§ **DESCRIPTION OF THE TASK**
A line belongs in the answer if it contains "CalWIN"; copy every such line from the entries below.
** Opening RECORDS SHOWN block **
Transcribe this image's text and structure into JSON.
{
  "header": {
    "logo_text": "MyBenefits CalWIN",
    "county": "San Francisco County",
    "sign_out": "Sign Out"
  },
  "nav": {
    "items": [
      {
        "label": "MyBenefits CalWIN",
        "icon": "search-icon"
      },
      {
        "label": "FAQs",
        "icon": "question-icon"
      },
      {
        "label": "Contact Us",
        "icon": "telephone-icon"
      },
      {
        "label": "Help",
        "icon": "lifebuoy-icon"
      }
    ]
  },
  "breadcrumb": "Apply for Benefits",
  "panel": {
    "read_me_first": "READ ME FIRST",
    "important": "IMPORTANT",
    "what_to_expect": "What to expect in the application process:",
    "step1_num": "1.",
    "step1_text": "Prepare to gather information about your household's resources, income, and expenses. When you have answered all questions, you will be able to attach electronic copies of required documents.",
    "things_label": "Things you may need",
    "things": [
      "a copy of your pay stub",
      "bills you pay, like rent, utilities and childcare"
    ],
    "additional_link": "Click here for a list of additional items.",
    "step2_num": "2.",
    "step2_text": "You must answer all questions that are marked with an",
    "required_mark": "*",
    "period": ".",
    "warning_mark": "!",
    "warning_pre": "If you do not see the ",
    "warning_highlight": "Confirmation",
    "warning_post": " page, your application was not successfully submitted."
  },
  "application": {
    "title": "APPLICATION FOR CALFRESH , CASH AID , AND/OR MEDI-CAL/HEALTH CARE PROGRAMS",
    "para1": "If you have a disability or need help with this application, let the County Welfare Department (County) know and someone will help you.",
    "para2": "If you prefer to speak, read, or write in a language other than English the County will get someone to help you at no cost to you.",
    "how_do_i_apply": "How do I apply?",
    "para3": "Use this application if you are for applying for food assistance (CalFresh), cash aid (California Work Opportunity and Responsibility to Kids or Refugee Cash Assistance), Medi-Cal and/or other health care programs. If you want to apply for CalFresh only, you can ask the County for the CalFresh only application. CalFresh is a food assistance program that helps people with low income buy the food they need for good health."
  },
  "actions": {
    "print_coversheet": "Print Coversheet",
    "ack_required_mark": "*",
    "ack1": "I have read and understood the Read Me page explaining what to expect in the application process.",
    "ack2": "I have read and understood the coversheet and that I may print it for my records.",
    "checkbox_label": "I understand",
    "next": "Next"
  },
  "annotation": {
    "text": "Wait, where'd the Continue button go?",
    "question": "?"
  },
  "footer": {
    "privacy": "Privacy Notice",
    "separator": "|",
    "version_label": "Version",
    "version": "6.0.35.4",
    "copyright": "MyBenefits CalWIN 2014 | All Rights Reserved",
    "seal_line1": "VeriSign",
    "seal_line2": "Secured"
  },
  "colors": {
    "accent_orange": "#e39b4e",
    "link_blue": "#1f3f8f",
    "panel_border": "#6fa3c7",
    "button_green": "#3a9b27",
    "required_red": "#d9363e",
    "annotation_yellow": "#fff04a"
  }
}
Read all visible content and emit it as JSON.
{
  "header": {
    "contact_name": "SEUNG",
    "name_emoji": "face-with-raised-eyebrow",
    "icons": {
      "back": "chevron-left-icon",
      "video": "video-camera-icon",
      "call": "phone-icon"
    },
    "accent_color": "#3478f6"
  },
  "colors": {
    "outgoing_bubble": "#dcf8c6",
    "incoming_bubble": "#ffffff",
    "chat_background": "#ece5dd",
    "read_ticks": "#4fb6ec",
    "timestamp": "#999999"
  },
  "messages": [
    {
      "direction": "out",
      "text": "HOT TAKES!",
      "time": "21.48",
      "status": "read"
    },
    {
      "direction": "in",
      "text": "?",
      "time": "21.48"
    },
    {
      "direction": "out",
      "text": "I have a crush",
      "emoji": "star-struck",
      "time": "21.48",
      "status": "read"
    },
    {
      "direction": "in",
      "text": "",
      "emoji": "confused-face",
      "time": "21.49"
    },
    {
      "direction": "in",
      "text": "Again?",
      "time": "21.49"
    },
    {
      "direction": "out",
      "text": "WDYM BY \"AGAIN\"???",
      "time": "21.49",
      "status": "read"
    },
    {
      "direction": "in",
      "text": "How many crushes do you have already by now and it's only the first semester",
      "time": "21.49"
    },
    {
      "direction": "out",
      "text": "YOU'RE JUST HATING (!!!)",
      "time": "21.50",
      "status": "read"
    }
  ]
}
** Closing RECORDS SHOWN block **
§ **TASK ANSWER**
    "logo_text": "MyBenefits CalWIN",
        "label": "MyBenefits CalWIN",
    "copyright": "MyBenefits CalWIN 2014 | All Rights Reserved",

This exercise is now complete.